> _What you have to do_: Find every line in the records below that holds the word "icon", and copy each one.

• • • • • • •

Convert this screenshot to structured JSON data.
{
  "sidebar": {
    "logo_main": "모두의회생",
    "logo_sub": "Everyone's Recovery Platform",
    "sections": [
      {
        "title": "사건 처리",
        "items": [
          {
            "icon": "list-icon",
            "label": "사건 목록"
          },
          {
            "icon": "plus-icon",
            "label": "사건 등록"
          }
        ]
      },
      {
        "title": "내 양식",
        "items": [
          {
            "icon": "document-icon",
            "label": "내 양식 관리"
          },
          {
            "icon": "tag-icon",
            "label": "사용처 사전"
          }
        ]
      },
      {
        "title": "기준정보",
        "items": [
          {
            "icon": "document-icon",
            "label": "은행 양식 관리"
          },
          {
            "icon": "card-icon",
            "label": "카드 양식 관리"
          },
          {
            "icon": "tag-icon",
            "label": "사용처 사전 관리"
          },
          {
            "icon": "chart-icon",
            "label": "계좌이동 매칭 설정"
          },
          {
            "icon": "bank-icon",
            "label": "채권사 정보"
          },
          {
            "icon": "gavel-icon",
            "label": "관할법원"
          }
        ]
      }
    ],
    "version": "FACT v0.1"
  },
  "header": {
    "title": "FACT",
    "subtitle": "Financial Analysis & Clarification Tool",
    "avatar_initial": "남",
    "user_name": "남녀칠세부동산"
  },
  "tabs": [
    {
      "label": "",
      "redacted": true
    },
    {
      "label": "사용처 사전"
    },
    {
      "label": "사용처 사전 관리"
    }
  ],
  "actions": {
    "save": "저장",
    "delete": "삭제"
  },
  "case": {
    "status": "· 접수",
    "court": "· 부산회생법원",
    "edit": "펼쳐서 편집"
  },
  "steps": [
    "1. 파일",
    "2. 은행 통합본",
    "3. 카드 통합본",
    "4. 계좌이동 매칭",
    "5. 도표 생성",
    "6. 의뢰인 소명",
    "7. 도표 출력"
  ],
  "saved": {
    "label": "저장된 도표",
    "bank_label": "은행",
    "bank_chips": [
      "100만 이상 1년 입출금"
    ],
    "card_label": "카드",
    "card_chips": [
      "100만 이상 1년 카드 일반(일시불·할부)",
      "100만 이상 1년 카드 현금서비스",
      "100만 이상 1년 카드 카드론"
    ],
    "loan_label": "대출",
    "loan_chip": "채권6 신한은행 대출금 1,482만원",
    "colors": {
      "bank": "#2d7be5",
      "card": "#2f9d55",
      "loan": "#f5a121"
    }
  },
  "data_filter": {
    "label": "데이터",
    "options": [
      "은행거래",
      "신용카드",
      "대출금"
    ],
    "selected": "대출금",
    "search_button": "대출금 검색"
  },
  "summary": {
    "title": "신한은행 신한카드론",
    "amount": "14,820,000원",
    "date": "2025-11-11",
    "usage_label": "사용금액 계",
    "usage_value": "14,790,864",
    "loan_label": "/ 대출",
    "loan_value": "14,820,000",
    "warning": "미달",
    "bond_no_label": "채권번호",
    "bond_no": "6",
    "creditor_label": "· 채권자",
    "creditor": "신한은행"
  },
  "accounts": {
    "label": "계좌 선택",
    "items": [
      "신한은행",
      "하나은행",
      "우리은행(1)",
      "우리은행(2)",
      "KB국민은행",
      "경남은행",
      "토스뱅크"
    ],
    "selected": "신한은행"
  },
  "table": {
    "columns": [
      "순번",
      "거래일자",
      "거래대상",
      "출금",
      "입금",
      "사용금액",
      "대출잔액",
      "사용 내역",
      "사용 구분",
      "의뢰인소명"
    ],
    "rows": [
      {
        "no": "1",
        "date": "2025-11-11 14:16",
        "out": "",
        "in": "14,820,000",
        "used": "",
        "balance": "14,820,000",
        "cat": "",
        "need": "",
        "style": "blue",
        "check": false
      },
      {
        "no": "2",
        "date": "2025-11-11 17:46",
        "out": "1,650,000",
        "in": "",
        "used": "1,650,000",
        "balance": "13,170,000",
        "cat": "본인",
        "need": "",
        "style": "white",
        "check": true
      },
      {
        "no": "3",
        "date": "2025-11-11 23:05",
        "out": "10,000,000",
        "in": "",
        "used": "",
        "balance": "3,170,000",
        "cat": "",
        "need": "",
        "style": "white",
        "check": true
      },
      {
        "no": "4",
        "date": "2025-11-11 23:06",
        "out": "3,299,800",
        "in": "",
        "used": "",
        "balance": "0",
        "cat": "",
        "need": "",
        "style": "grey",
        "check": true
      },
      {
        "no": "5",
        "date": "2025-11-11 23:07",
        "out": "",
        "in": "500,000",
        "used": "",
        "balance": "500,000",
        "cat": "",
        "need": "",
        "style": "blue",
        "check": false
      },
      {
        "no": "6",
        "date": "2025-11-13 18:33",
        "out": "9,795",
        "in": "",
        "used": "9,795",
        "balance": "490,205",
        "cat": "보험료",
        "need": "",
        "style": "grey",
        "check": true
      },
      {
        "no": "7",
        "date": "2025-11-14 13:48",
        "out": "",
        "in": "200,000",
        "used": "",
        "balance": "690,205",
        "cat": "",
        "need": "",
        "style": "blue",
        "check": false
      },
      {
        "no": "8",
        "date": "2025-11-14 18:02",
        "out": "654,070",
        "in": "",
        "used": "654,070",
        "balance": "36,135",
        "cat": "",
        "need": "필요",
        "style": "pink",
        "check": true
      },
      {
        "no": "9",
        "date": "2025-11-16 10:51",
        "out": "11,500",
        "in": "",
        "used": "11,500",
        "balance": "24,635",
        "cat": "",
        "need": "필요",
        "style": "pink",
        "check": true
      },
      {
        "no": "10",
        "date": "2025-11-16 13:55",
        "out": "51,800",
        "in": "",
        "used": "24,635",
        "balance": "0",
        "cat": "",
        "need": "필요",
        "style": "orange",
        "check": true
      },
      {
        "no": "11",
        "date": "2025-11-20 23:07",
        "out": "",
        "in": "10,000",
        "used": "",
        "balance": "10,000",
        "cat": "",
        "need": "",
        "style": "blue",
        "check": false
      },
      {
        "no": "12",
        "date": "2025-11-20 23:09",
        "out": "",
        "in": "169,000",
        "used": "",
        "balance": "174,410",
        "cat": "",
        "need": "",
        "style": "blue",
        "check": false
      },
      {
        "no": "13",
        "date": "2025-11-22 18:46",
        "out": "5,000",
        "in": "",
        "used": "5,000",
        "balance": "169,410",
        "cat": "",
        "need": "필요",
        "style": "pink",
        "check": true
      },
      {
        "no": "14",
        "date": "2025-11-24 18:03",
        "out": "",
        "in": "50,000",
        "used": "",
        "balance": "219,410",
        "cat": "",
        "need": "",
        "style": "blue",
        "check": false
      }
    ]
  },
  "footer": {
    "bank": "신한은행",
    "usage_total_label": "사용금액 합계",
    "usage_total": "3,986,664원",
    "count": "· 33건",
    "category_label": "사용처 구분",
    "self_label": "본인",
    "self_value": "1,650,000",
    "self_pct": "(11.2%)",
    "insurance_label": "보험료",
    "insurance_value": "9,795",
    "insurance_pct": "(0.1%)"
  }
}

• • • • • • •

> _Output of the task_:
            "icon": "list-icon",
            "icon": "plus-icon",
            "icon": "document-icon",
            "icon": "tag-icon",
            "icon": "document-icon",
            "icon": "card-icon",
            "icon": "tag-icon",
            "icon": "chart-icon",
            "icon": "bank-icon",
            "icon": "gavel-icon",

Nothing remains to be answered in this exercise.